So you're going to have to be insistent and creative. Start with your committee members-tell them one by one you know you can finish but right now you don't see the game plan. Ask them for concrete guidance as to what each next step should look like. Ask them if there's a way you can pull back on the scope of the diss-perhaps defer one part of the analysis until after you've finished, then make that the subject of your first post-dissertation journal article?
If none of your committee members is able to help you see a clear path to the finish line, then move on. Go to profs who aren't on your committee but who you know take mentoring seriously. Consider whether there's a secretary in your department who quietly helps nudge dissertators to the finish line. (The woman behind the Turabian system of citation was herself a secretary at the University of Chicago-you've got to wonder how many grads she helped across the three decades she worked there.)
Or seek out grads who have recently finished. Or grads who are also writing now, and whose working style you appreciate; find out if they'd be interested in buddying up.
And if none of this helps-or if you'd just rather start with a different option to begin with--start exploring the many links you'll find right here on this site. Some academic editing services offer far more than editing. Some will read your roughest chapter drafts and help you figure out how to whip them into shape. Some even offer coaching services for dissertators.
You may not love the idea of paying for support you expected your department to provide-but then again sometimes an objective outsider who understands the process can make all the difference in the world. (Good luck, and May the force be with you!)
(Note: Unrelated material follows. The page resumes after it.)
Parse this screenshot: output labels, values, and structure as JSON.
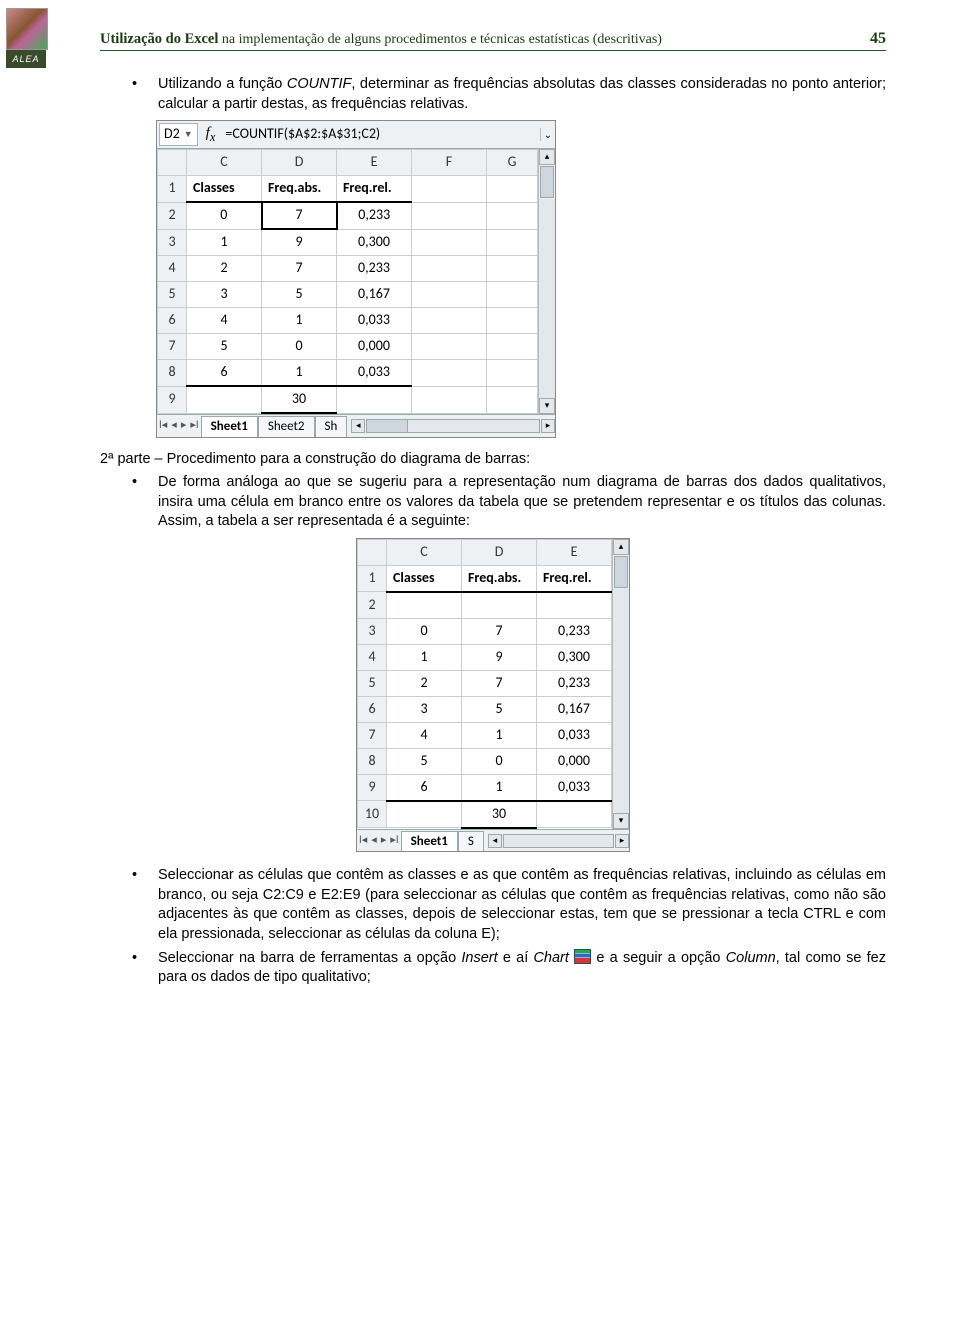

If, on the other hand, you're just starting out, just beginning to shape a topic or write the dissertation proposal, then there's one very crucial thing you need to do now that few people are willing to suggest. That is: think very honestly about your MO as a graduate student, and shape your proposal proactively to counter the ways you tend to get bogged down.
For instance, are you that grad who's always reaching for big and bold ideas, projects that could have an impact your field-but also someone who spent all your vacations and summers of graduate school struggling to finish incompletes? Then this is the moment to get real and consider how hard it is to reconfigure a dissertation once it's out of control.
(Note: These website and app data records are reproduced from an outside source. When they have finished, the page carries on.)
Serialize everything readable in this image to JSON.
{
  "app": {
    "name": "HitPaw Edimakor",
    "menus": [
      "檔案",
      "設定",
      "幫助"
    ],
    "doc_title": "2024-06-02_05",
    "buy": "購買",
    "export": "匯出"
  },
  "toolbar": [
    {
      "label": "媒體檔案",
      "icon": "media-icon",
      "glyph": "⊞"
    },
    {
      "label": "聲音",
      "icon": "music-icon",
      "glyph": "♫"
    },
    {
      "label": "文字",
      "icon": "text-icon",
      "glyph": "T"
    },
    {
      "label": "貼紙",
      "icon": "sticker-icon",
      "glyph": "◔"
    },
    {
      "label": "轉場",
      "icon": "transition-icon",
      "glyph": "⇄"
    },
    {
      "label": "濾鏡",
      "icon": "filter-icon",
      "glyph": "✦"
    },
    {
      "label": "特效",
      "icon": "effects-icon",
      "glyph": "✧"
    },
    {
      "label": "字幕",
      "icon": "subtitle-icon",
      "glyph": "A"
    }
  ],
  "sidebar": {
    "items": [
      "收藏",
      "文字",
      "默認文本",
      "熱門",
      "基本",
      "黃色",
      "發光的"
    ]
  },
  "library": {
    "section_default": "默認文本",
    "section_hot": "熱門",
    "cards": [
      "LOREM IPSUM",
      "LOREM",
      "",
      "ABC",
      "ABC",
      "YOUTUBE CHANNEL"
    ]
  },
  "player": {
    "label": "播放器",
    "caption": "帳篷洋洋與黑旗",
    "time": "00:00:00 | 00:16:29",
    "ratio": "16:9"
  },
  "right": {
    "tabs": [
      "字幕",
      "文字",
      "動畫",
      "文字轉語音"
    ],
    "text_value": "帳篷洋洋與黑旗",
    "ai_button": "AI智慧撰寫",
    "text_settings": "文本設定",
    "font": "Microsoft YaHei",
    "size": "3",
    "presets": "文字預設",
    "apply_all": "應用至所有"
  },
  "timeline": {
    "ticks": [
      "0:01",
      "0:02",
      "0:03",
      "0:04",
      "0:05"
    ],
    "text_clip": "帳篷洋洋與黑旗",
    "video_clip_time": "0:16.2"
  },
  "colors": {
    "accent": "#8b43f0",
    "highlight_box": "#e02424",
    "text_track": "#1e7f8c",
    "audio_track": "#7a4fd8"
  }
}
Shape a topic that matters to you but is far less ambitious than you ever imagined you'd find adequate for your diss. Have no doubt-it will expand in the course of your work, and it will take more work than you ever imagined. But it will be doable, and doable is what counts most now. The most brilliant project in the world won't mean much if it winds up sitting in a drawer somewhere, unfinished.
Or maybe, just the opposite, you're the kind of grad who has always played it safe? Churned out research papers that never strayed far into new territory, but were practical and fairly painless to complete?
Let me just say: your caution is a beautiful thing. It makes you someone who is likely to get the dissertation done-not to mention someone who is likely to start publishing soon after you move on.
But now is a good time to remember that your dissertation research will be your calling card. If you play it too safe, you may well find it hard to get anyone excited about your work. You may find it hard to get yourself excited too-and when you're nearing the end of the process, you may well need to be able to remember something about this project that excited you in the beginning.
No one's saying that now is the time to reach for the moon and the stars. But please do make sure there's one component to your project that takes a little risk, lets you ask a question you're pretty sure you don't know the answer to. Don't just see this as a chance to get a dissertation done-try to see it as a chance to grow as a scholar; to tackle at least one little problem it will be cool to talk about at your job interviews; to write something you can believe in.